The study reviewed clinical trials using the Cochrane Collaboration tool. This tool helps identify potential bias along six aspects, including Sequence generation; Allocation concealment; Blinding of participants; personnel and outcome; Incomplete outcome data; Selective outcome reporting; and Other sources of bias. All of these areas may produce bias in a clinical trial.

Dr. Crocetti is an Associate Professor and specializes in General Pediatrics and Adolescent Medicine.

Study co-authors are Roberta Scherer, Ph.D., (Johns Hopkins Bloomberg School of Public Health) and Diane Amin, PA-C, of Hopkins.
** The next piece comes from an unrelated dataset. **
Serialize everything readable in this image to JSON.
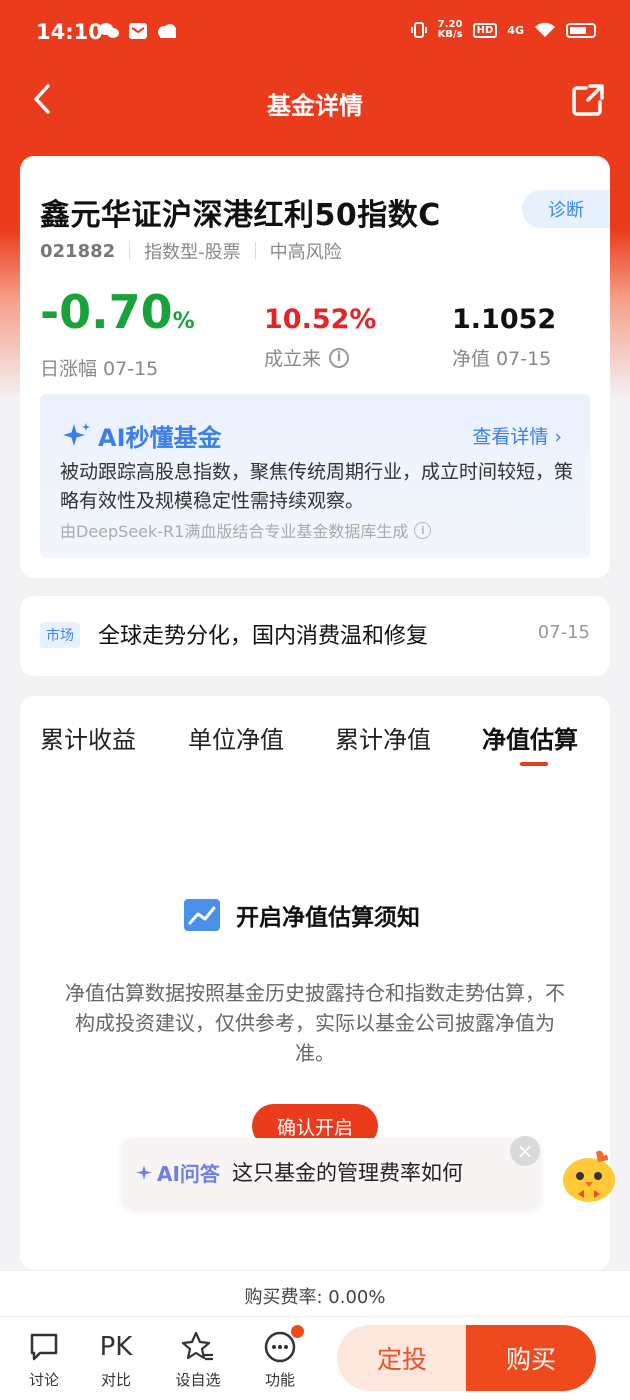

Hopkin’s Children Center treats about 90,000 children a year and offers a comprehensive pediatric medical program. For more information, please visit: http://www.hopkinschildrens.org